(Entries from a dataset of interfaces)
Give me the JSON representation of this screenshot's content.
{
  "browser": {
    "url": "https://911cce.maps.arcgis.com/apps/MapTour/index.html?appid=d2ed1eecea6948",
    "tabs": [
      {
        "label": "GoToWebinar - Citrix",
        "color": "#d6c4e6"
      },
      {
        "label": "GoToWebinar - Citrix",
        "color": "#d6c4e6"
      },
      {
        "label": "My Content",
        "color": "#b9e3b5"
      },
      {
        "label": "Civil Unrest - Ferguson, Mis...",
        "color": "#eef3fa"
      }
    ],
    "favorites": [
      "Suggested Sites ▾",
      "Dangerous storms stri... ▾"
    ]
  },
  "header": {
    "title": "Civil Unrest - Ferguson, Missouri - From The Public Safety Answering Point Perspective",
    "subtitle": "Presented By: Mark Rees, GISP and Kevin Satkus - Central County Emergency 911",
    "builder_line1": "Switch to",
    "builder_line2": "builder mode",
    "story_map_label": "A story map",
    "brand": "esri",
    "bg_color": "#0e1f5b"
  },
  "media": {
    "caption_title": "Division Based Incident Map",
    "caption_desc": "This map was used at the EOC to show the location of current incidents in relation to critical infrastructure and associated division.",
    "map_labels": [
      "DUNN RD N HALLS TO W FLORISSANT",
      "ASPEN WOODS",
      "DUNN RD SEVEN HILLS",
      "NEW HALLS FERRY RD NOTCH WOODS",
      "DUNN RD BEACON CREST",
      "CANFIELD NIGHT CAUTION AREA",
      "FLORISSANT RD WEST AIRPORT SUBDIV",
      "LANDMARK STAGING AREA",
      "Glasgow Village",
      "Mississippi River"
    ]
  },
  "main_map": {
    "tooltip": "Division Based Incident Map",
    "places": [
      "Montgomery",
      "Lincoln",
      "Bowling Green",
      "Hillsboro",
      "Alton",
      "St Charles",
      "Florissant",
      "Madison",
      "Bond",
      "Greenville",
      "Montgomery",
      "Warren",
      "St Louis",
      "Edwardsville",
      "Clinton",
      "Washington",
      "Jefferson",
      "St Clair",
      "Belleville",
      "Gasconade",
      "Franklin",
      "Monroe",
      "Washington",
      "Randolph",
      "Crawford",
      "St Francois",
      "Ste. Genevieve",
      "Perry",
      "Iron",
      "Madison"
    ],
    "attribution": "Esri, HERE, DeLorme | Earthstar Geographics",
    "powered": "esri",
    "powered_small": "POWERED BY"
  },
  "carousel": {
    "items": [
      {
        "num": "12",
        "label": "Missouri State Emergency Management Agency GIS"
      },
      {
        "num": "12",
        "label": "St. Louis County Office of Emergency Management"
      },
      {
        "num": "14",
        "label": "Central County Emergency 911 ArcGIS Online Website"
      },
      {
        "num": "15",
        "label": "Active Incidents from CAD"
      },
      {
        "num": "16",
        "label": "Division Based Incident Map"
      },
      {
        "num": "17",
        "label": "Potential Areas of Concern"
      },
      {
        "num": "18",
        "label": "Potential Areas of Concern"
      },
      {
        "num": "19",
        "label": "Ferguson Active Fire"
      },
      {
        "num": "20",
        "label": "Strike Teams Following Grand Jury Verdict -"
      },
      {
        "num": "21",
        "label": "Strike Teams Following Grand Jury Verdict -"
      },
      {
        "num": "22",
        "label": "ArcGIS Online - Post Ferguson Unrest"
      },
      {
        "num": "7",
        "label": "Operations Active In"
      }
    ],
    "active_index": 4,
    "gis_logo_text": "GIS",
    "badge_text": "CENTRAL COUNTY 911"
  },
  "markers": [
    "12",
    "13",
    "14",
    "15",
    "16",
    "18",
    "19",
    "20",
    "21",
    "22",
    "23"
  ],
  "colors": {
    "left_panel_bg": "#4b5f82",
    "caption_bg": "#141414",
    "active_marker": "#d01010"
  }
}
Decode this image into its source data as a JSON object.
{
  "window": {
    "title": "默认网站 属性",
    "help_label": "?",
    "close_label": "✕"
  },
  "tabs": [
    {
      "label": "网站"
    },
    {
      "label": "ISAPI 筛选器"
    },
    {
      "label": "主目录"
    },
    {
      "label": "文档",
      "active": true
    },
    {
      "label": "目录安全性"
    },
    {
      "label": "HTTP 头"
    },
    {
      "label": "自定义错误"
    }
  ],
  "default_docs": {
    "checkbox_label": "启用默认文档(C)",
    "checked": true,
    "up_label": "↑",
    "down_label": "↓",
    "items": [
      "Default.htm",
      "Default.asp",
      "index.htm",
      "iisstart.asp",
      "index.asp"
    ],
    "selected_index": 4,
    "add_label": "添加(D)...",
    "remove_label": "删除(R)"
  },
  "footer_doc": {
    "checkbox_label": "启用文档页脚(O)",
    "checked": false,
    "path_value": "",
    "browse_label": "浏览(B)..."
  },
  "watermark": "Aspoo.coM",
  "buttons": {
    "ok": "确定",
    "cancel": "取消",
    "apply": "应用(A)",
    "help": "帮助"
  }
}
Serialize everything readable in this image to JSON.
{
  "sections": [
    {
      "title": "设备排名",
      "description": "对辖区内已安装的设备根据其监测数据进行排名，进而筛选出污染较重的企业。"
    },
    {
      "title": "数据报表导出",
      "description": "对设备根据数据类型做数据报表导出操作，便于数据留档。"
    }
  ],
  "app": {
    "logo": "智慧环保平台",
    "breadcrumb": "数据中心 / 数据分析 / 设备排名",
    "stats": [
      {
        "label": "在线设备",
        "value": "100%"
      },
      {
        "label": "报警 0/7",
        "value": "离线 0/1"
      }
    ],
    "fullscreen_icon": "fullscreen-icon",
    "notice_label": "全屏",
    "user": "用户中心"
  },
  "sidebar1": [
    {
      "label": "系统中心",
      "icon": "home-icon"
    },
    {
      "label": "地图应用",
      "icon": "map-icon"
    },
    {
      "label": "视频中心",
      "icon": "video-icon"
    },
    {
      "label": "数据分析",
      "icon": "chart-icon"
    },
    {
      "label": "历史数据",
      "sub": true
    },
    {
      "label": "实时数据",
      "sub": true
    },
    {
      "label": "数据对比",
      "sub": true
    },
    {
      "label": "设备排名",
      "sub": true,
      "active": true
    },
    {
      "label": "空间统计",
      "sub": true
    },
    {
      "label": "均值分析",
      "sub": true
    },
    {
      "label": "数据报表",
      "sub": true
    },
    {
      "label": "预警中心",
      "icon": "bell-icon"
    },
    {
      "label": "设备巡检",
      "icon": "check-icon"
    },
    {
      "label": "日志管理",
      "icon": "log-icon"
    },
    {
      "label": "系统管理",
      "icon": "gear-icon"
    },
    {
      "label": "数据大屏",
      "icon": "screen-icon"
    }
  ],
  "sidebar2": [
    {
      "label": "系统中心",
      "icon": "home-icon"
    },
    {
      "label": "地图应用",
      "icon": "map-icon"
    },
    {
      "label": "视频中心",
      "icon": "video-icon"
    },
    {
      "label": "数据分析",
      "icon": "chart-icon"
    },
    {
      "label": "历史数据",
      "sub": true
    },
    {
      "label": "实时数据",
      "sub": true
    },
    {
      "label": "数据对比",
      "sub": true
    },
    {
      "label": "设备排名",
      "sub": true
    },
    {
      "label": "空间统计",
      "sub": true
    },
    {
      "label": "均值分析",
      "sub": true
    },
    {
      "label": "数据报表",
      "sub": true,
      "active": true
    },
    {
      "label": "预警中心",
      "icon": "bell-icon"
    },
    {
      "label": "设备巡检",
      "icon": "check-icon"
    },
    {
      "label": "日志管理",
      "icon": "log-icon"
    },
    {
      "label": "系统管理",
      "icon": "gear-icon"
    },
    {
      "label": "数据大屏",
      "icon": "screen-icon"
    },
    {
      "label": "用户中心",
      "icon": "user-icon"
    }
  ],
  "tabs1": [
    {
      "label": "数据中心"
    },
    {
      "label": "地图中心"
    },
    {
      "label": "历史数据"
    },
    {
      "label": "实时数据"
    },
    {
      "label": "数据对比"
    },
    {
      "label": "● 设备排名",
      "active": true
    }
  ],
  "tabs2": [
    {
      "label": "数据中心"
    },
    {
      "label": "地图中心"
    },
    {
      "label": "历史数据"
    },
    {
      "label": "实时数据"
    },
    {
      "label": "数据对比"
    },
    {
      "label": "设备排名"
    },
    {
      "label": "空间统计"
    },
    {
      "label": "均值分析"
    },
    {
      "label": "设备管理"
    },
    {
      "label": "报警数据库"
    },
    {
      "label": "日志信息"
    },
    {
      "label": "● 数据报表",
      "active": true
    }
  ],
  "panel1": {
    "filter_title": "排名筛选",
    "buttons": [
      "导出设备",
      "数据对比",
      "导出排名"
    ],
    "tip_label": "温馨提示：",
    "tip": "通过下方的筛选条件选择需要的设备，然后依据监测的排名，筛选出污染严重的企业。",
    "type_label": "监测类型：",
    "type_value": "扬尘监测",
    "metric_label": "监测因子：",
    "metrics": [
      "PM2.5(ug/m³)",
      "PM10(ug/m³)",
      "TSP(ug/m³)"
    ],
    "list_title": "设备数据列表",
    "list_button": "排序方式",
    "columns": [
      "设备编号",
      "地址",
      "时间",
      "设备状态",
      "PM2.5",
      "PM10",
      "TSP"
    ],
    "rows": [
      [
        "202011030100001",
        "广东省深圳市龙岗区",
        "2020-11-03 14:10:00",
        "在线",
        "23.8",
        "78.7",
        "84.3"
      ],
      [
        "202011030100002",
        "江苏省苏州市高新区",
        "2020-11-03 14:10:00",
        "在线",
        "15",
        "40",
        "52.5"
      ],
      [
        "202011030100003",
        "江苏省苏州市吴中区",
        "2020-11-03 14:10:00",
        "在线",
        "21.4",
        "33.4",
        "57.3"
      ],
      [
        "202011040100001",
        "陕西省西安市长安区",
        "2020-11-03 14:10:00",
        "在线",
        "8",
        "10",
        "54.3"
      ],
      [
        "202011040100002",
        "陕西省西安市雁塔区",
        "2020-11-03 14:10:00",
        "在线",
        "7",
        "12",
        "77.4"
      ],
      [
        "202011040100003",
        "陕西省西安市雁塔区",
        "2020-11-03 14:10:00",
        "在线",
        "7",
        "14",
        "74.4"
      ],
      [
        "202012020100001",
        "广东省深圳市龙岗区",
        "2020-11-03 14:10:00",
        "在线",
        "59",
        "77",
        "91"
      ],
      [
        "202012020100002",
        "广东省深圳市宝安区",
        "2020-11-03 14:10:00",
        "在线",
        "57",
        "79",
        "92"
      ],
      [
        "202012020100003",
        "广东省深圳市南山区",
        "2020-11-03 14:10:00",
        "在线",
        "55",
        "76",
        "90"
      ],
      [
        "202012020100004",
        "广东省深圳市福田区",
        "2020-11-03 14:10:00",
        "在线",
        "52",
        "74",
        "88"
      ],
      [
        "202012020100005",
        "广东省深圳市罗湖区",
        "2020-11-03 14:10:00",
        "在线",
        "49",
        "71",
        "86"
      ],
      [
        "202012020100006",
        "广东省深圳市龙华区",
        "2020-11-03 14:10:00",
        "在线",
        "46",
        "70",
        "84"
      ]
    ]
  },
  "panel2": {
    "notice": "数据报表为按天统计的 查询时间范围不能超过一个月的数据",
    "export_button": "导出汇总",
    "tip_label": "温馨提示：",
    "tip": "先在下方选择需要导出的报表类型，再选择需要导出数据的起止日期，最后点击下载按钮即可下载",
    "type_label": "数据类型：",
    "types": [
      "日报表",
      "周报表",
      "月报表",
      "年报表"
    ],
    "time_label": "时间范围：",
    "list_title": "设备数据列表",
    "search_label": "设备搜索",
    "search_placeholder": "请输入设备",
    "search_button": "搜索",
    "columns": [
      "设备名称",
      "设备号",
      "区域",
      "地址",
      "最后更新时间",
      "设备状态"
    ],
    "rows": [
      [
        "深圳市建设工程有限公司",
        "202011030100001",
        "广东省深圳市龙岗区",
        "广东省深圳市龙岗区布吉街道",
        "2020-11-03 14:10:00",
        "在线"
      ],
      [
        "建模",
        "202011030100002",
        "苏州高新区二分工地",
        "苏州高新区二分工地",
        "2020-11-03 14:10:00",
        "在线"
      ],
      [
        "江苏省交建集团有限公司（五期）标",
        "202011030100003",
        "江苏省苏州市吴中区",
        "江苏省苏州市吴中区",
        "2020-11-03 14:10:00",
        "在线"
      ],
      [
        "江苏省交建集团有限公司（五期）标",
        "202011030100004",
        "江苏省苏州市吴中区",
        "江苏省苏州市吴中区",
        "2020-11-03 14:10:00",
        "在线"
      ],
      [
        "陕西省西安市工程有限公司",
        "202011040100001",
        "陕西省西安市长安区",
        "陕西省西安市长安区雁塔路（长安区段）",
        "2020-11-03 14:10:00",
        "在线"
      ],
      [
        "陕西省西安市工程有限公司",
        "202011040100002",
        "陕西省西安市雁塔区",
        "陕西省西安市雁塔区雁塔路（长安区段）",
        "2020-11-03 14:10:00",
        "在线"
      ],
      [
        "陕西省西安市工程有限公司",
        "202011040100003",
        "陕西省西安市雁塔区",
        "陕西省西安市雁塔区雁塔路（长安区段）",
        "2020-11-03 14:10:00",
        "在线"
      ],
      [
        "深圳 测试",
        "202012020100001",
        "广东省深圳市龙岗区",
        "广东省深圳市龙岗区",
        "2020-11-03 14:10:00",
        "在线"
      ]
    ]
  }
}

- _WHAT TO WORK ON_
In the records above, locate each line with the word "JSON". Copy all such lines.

- _ANSWER_
Give me the JSON representation of this screenshot's content.
Decode this image into its source data as a JSON object.
Serialize everything readable in this image to JSON.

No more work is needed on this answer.